President Muhammadu Buhari has reacted for the first time to the Governor of the Central Bank of Nigeria, CBN, Godwin Emefiele’s presidential ambition, saying his fate would be determined by the apex bank’s board of directors on whether his actions have fallen foul of the laws.
Clamour for Emefiele’s resignation had mounted when news broke that N100 million presidential nomination and expression of interest form of the ruling All Progressives Congress, APC, party had been procured for him.
A Nigerian court sitting in Abuja had dismissed his request to not be prevented from contesting for the presidential ticket of any political party in the February 2023 elections.
The suit was seeking to restrain the Independent National Electoral Commission, INEC, and the country’s attorney general from disqualifying him from pursuing his presidential ambition.

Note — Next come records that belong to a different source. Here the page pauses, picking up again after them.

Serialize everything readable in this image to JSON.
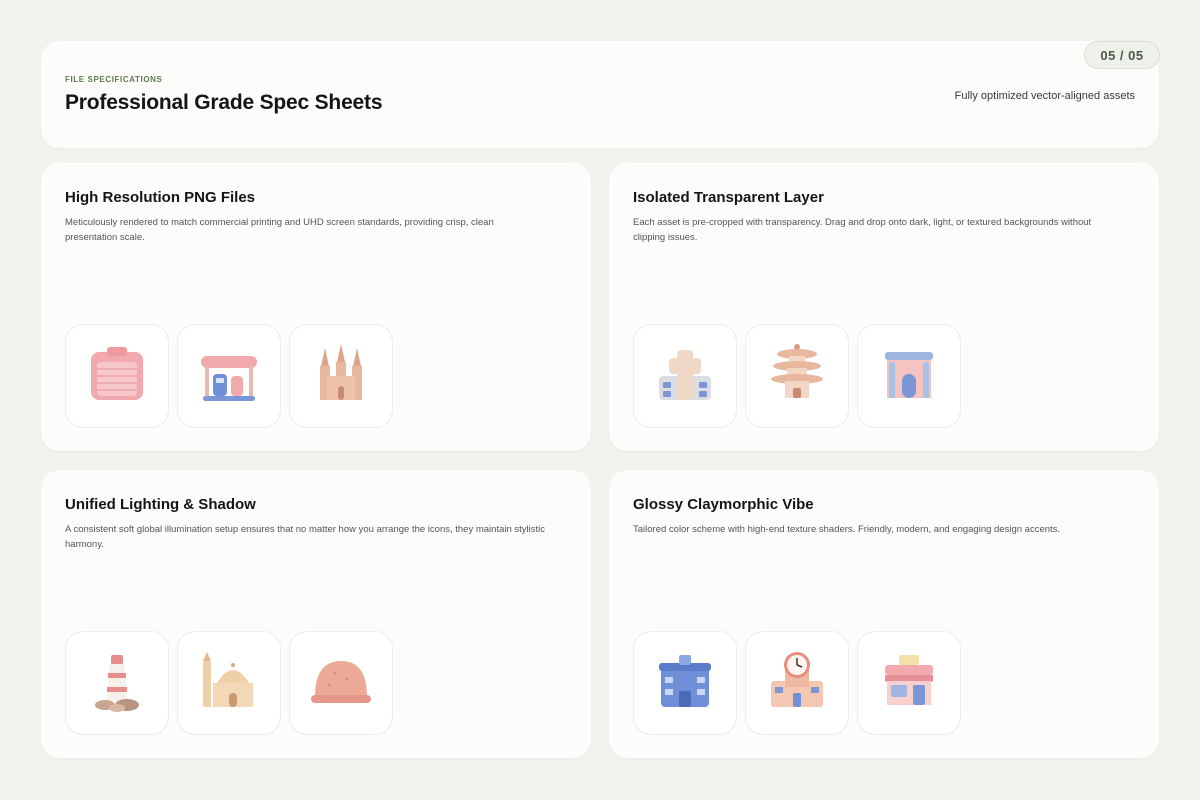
{
  "header": {
    "eyebrow": "FILE SPECIFICATIONS",
    "title": "Professional Grade Spec Sheets",
    "subtitle": "Fully optimized vector-aligned assets",
    "page_counter": "05 / 05"
  },
  "cards": [
    {
      "title": "High Resolution PNG Files",
      "description": "Meticulously rendered to match commercial printing and UHD screen standards, providing crisp, clean presentation scale.",
      "icons": [
        "garage-icon",
        "gas-station-icon",
        "cathedral-icon"
      ]
    },
    {
      "title": "Isolated Transparent Layer",
      "description": "Each asset is pre-cropped with transparency. Drag and drop onto dark, light, or textured backgrounds without clipping issues.",
      "icons": [
        "hospital-icon",
        "pagoda-icon",
        "museum-icon"
      ]
    },
    {
      "title": "Unified Lighting & Shadow",
      "description": "A consistent soft global illumination setup ensures that no matter how you arrange the icons, they maintain stylistic harmony.",
      "icons": [
        "lighthouse-icon",
        "mosque-icon",
        "dome-icon"
      ]
    },
    {
      "title": "Glossy Claymorphic Vibe",
      "description": "Tailored color scheme with high-end texture shaders. Friendly, modern, and engaging design accents.",
      "icons": [
        "police-station-icon",
        "clock-tower-icon",
        "shop-icon"
      ]
    }
  ],
  "colors": {
    "background": "#f4f2ee",
    "card": "#fdfcfb",
    "eyebrow": "#5f7a4e",
    "pink": "#f2a9ad",
    "blue": "#6f8fd8",
    "peach": "#e8b89e"
  }
}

In an interview with Bloomberg, asked if he was concerned about the debate around the central bank’s independence following Emefiele’s interest in running for president, Buhari replied: “The CBN governor is appointed by the president. But this appointment is subject to confirmation by the Senate. Ultimately, it will be for the CBN’s board of directors to determine whether the CBN governor’s actions have fallen foul of the laws in place to ensure he can most effectively carry out his duties.”

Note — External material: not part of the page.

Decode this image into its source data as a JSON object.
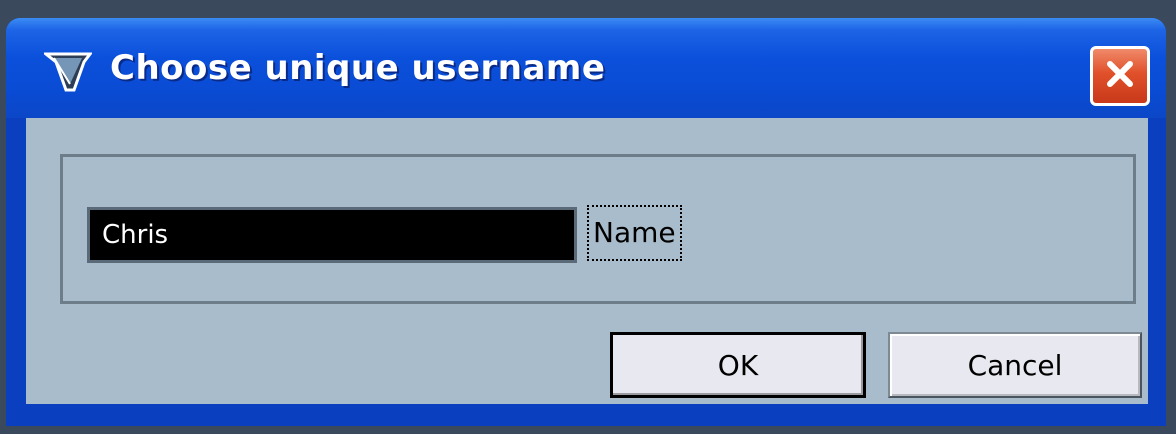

The President spoke on the performance of CBN Governor “but there is a subtext to the accusations. Because the governor follows a model outside of the economic orthodoxy, he is labelled political. But the orthodoxy has proved wrong time and again. Instead, the governor is following an alternative economic model that puts people at the heart of policy. Nigeria should be free to choose its development model and how to construct our economy, so it functions for Nigerians.”

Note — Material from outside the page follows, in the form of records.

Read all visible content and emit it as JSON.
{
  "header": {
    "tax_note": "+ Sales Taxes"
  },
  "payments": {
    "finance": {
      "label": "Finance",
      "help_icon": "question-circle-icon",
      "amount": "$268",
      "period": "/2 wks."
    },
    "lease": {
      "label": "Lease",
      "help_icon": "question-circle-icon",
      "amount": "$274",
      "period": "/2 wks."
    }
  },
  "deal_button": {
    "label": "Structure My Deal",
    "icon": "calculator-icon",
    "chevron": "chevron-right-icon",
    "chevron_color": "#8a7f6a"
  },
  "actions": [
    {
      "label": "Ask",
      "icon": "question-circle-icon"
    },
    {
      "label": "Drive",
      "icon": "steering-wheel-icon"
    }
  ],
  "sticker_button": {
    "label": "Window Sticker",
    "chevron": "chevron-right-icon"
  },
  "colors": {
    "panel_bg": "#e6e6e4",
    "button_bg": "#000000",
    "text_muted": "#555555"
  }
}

On why his administration was not heeding the call by IMF, World Bank, and many leading economists to remove the fuel subsidy and unify the exchange rate, Buhari said subsidy removal was becoming increasingly untenable.
“Most western countries are today implementing fuel subsidies. Why would we remove ours now? What is good for the goose is good for the gander. What our western allies are learning the hard way is what looks good on paper and the human consequences are two different things. My government set in motion plans to remove the subsidy late last year. After further consultation with stakeholders, and as events unfolded this year, such a move became increasingly untenable.
“Boosting internal production for refined products shall also helps. Capacity is due to step up markedly later this year and next, as private players and modular refineries (Dangote Refinery, BUA Group Refinery, Waltersmith Refinery) come on board.
“The exchange rate is still susceptible to external shocks that can suddenly and severely affect Nigerian citizens. As we step up domestic production – both in fuel (enabled by PIA) and food (agricultural policies) – the inflationary threat shall diminish, and we can move toward unification.”